Covid Scotland: Number of annual births at lowest rate since records began

Scotland had the smallest number of annual births last year since records began, according to official figures.

Statistics from the National Records of Scotland show 46,809 births were registered in 2020.

This is 17,284 fewer births than deaths and the lowest number since records began in 1855.

Sign up to our public interest bulletins - get the latest news on the Coronavirus

Julie Ramsay, vital events statistician, said: “With over 64,000 deaths in 2020, which is 10% higher than in 2019, the devastating effects of the Covid-19 pandemic on Scotland are clear.

Read More

Read More
Covid Scotland: EIS urges 'caution' over moves to scrap pupils isolating

“NRS statistics also show that there were only 46,809 births across Scotland in 2020, which is the lowest number since records began in 1855.”

There were 64,093 deaths registered last year, 10% more than in 2019 and 6,333 above the previous five-year average.

This is the highest level of excess deaths seen since 1940.

Scotland records lowest number of annual births since records began.

Last year also saw the lowest infant death rate ever recorded, with 146 infant deaths.

There were 198 stillbirths, a slight increase on the previous year’s rate but low in historical terms.

There were just 11,831 marriages in 2020 compared to 26,007 in 2019, following restrictions on marriage ceremonies during the pandemic.

Of the marriages, 289 were same-sex. There were also 72 civil partnerships, which is 11 fewer than in the previous year.

A total of 33 of these involved male couples and 39 involved female couples.

A message from the Editor:

Thank you for reading this article. We're more reliant on your support than ever as the shift in consumer habits brought about by Coronavirus impacts our advertisers.

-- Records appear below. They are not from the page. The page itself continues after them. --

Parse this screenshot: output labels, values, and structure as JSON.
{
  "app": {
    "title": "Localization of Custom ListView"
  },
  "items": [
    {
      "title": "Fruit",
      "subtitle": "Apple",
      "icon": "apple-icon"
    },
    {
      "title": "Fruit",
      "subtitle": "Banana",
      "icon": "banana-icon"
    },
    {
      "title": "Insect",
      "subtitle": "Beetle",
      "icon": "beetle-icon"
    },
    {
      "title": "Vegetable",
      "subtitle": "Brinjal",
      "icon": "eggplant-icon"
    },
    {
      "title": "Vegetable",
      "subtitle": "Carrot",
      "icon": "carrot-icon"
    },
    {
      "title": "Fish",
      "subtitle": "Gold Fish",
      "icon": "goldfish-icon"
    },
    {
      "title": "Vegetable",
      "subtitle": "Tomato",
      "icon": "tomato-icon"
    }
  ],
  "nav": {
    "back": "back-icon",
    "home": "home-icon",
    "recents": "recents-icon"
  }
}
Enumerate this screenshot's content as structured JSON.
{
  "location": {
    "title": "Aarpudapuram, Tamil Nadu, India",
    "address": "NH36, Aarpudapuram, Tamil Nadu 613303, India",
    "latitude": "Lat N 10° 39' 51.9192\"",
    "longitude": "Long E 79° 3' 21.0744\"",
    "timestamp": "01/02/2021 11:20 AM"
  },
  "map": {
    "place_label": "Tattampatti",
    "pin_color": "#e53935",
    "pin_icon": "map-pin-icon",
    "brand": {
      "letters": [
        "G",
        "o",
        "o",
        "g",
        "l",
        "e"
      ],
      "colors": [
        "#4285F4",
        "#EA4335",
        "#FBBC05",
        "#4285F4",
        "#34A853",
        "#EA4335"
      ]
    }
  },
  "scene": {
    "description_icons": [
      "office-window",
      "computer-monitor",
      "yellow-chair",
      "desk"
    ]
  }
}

If you haven't already, please consider supporting our trusted, fact-checked journalism by taking out a digital subscription.


Want to join the conversation? Please or to comment on this article.